So instead, He or She or Whatever does these little spot checks on us without warning us in advance. It’s not judgment, H/S/W would like to know how the hardware and software are performing in the real world (which, need I remind, H/S/W also created. God’s Q/A operation alone is a bigger single line-item than Hell’s entire operating budget).

Essentially: if Andy’s goal is to achieve contentment and inner peace through ongoing spiritual refinement, then what level has Andy reached thus far? Continue reading “The Doggie Poop Emotional Maturity Test”

Pivoting the Groundhog

The backyard groundhogs are back! Or, at least, we begin that part of the year where they choose to dine al fresco. It’s never so many of them as to cause the word “infestation” to float through my consciousness and I would like to think that the neighborhood groundhog community respects my integrity too much to ever worry that I’ll pander for votes by railing against the property’s loose borders and promising mass-deportations.

Yesterday I spotted a young adult, in fine fettle, from my kitchen window. Those are the ones who turn into aerodynamic little ground-hugging torpedoes when they run. The youngsters haven’t nailed that movement technique and the oldsters’ hips and shoulders force them to rumble a bit. A groundhog at the peak or his or her powers, however, tracks a straight line and moves like a duck, with all of the frenzied legwork completely hidden under a shell of placid resolve and emphatic velocity.

Perhaps this points to a successful 21st-century rebranding for groundhog? The “ground” part plays, no worries there. But I don’t see the connection between the hog and the creature I see through my office windows.
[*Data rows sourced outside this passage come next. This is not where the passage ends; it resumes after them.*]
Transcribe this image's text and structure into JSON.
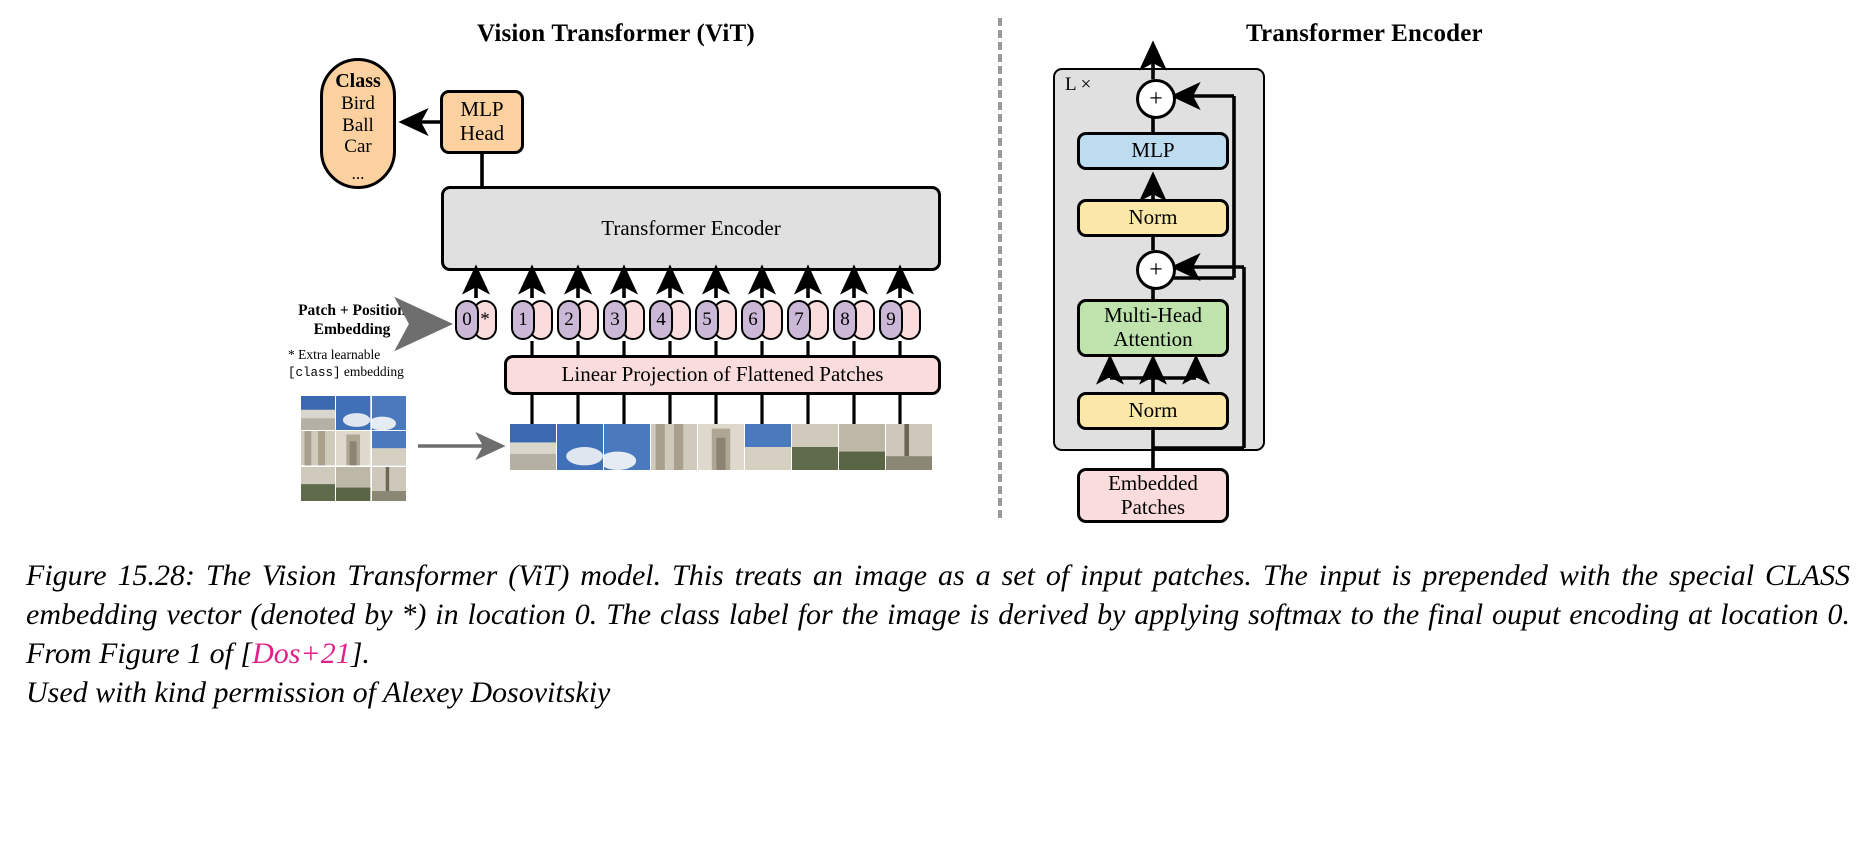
{
  "figure": {
    "left_panel_title": "Vision Transformer (ViT)",
    "right_panel_title": "Transformer Encoder"
  },
  "left_panel": {
    "class_head": "Class",
    "class_labels": [
      "Bird",
      "Ball",
      "Car"
    ],
    "class_ellipsis": "...",
    "mlp_head_line1": "MLP",
    "mlp_head_line2": "Head",
    "encoder_bar_label": "Transformer Encoder",
    "patch_position_label_line1": "Patch + Position",
    "patch_position_label_line2": "Embedding",
    "extra_learnable_line1": "* Extra learnable",
    "extra_learnable_mono": "[class]",
    "extra_learnable_tail": " embedding",
    "linear_projection_label": "Linear Projection of Flattened Patches",
    "tokens": [
      {
        "position": "0",
        "patch": "*"
      },
      {
        "position": "1",
        "patch": ""
      },
      {
        "position": "2",
        "patch": ""
      },
      {
        "position": "3",
        "patch": ""
      },
      {
        "position": "4",
        "patch": ""
      },
      {
        "position": "5",
        "patch": ""
      },
      {
        "position": "6",
        "patch": ""
      },
      {
        "position": "7",
        "patch": ""
      },
      {
        "position": "8",
        "patch": ""
      },
      {
        "position": "9",
        "patch": ""
      }
    ]
  },
  "right_panel": {
    "repeat_label": "L ×",
    "mlp_label": "MLP",
    "norm_top_label": "Norm",
    "mha_line1": "Multi-Head",
    "mha_line2": "Attention",
    "norm_bottom_label": "Norm",
    "embedded_line1": "Embedded",
    "embedded_line2": "Patches",
    "plus_symbol": "+"
  },
  "caption": {
    "text_part1": "Figure 15.28: The Vision Transformer (ViT) model. This treats an image as a set of input patches. The input is prepended with the special CLASS embedding vector (denoted by *) in location 0. The class label for the image is derived by applying softmax to the final ouput encoding at location 0. From Figure 1 of [",
    "citation": "Dos+21",
    "text_part2": "]. ",
    "last_line": "Used with kind permission of Alexey Dosovitskiy"
  },
  "colors": {
    "orange": "#fbd1a0",
    "grey_box": "#e0e0e0",
    "pink": "#fadcdc",
    "purple": "#cbb8d6",
    "blue": "#bedcf0",
    "yellow": "#fbe7a8",
    "green": "#bfe3ad",
    "citation_pink": "#e0218a",
    "divider_grey": "#9a9a9a"
  }
}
Hogs are snowplow-like in build and method, and Porky Pig is the only one I’ve ever seen raise himself up on his hind legs. Hogs don’t seem alert enough to invest in situational awareness, anyway.

Whereas yesterday, my merely turning on the kitchen faucet from behind a closed window caused the aforementioned specimen to stop what it was doing, raise periscope, and then decide that the treeline represented the better part of valor.

So how did we wind up with “groundhog?” Surely, “Land Duck” is closer to the mark.

If nothing else, a flashy renaming campaign will get marmota monax a burst of fresh publicity. At the top end of expectations, it could encourage people to toss them food and offer them welcome sanctuary in public parks. That’d be a real boon for economically-stressed communities who have parks, but can no longer afford the upkeep on their water features.

I wonder who’s handling their PR? Are they happy with their current representation?